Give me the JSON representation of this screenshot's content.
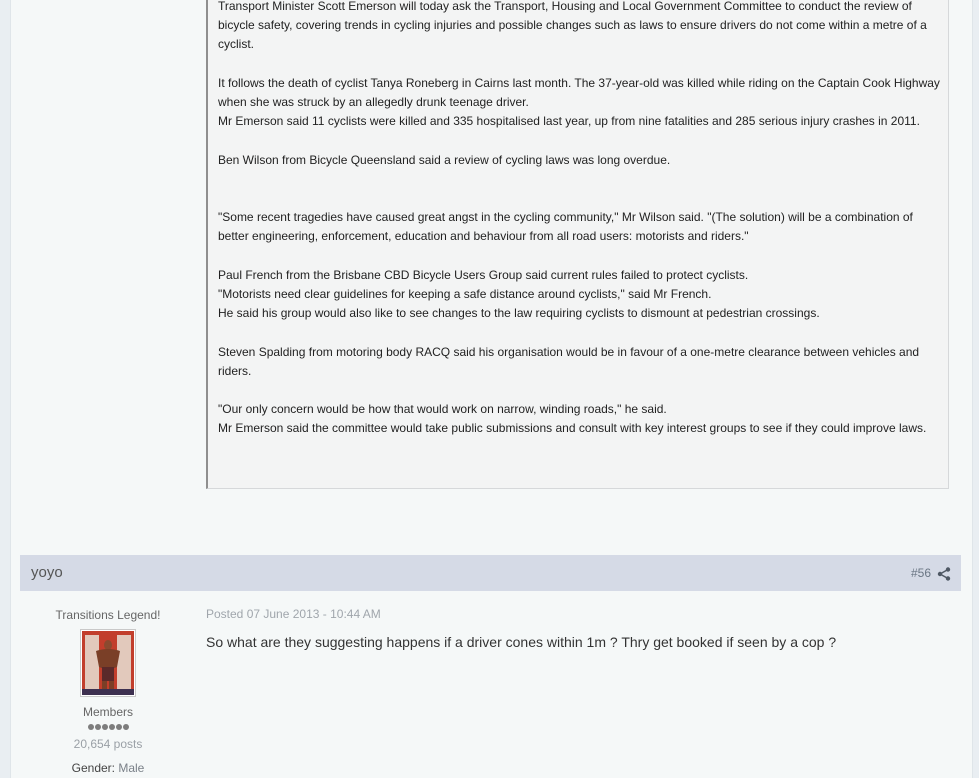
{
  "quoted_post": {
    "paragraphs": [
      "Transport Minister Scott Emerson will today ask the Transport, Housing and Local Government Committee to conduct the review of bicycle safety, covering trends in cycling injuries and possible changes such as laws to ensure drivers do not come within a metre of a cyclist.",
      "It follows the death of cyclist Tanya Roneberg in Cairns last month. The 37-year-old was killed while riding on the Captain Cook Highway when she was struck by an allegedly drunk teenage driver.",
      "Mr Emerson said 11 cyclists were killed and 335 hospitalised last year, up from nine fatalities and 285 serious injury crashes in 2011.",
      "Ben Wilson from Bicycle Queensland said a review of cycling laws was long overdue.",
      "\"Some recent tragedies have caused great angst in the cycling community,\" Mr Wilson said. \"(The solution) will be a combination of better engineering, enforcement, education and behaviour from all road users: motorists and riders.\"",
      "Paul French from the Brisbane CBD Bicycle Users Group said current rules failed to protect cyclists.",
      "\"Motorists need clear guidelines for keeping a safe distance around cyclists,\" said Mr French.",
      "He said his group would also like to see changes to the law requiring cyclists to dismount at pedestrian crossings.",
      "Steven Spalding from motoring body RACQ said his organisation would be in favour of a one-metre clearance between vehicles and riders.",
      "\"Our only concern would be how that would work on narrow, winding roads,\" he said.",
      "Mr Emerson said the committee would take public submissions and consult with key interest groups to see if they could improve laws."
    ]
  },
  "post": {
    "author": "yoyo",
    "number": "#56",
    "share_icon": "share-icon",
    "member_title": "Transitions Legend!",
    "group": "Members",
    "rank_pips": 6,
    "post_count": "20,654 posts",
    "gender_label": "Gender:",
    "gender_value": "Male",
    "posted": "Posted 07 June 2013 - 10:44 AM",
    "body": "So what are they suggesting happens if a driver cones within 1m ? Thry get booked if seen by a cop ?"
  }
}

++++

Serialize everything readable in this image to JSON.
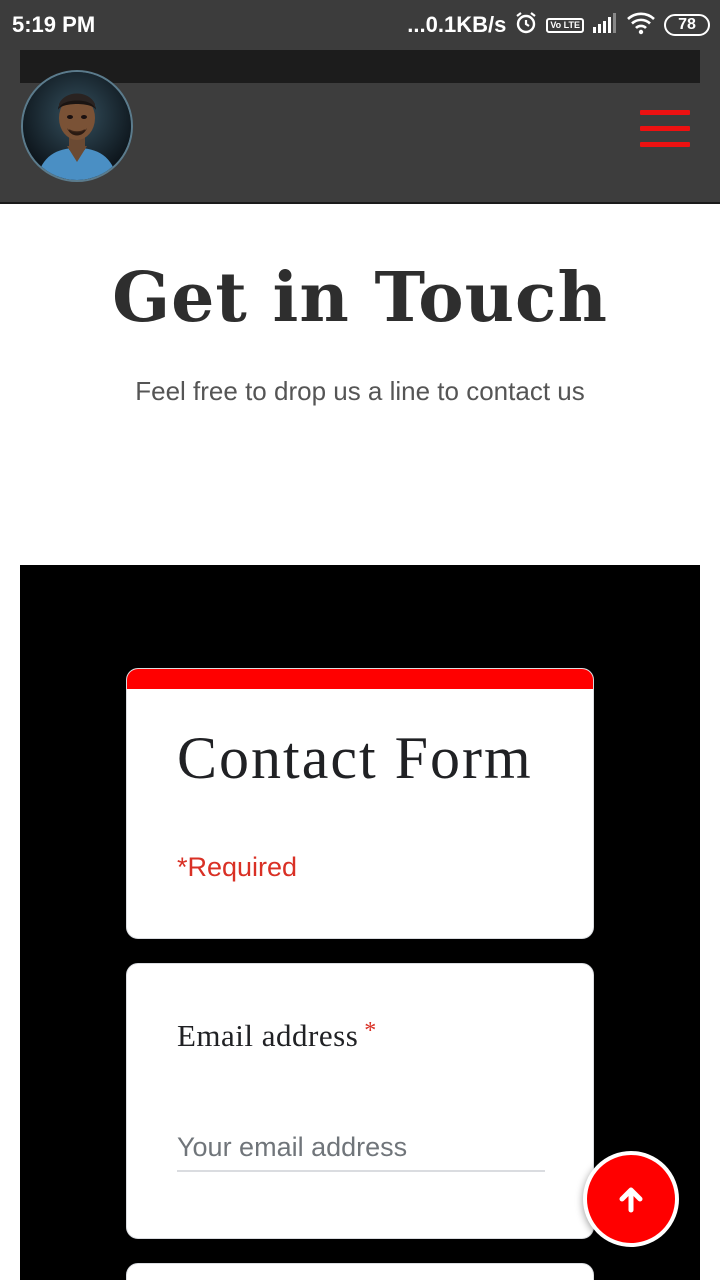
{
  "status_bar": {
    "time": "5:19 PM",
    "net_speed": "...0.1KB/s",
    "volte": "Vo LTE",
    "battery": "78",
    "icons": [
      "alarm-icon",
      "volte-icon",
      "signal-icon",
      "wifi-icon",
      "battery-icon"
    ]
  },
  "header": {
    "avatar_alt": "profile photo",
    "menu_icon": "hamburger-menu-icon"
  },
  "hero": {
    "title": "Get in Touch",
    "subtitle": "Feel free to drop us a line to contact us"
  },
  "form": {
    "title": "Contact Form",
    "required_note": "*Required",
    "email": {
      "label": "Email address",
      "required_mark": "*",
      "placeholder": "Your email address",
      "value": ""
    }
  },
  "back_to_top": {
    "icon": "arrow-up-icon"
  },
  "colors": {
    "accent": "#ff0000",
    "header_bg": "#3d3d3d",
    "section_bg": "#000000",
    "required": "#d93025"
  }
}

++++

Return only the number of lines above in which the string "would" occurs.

4